** Opening Excerpted data block **
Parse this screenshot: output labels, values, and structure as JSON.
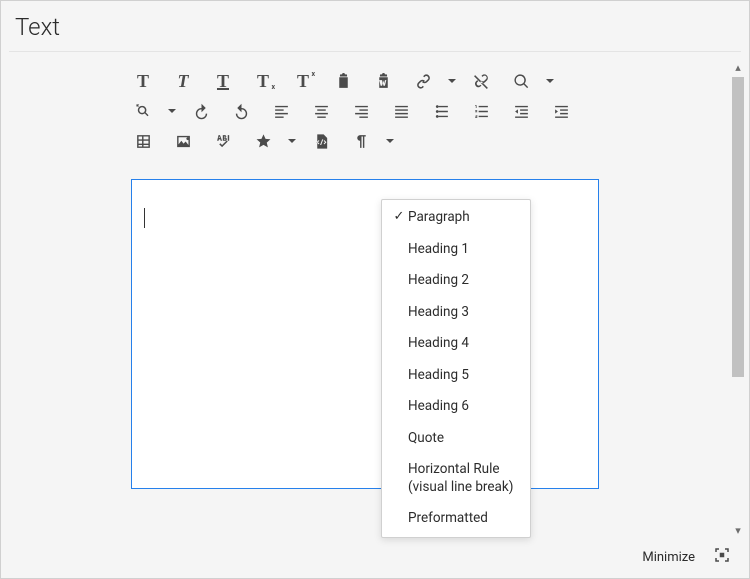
{
  "title": "Text",
  "footer": {
    "minimize": "Minimize"
  },
  "toolbar": {
    "bold": "B",
    "italic": "I",
    "underline": "U",
    "sub": "x",
    "sup": "x",
    "paste_text": "paste-text",
    "paste_word": "paste-word",
    "link": "link",
    "unlink": "unlink",
    "find": "find",
    "replace": "replace",
    "undo": "undo",
    "redo": "redo",
    "align_left": "left",
    "align_center": "center",
    "align_right": "right",
    "justify": "justify",
    "ul": "ul",
    "ol": "ol",
    "outdent": "outdent",
    "indent": "indent",
    "table": "table",
    "image": "image",
    "spell": "spell",
    "special": "special",
    "source": "source",
    "paraformat": "paraformat"
  },
  "format_menu": {
    "selected": "Paragraph",
    "items": [
      "Paragraph",
      "Heading 1",
      "Heading 2",
      "Heading 3",
      "Heading 4",
      "Heading 5",
      "Heading 6",
      "Quote",
      "Horizontal Rule (visual line break)",
      "Preformatted"
    ]
  }
}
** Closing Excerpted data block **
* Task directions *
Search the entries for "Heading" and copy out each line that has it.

* Reply to the task *
      "Heading 1",
      "Heading 2",
      "Heading 3",
      "Heading 4",
      "Heading 5",
      "Heading 6",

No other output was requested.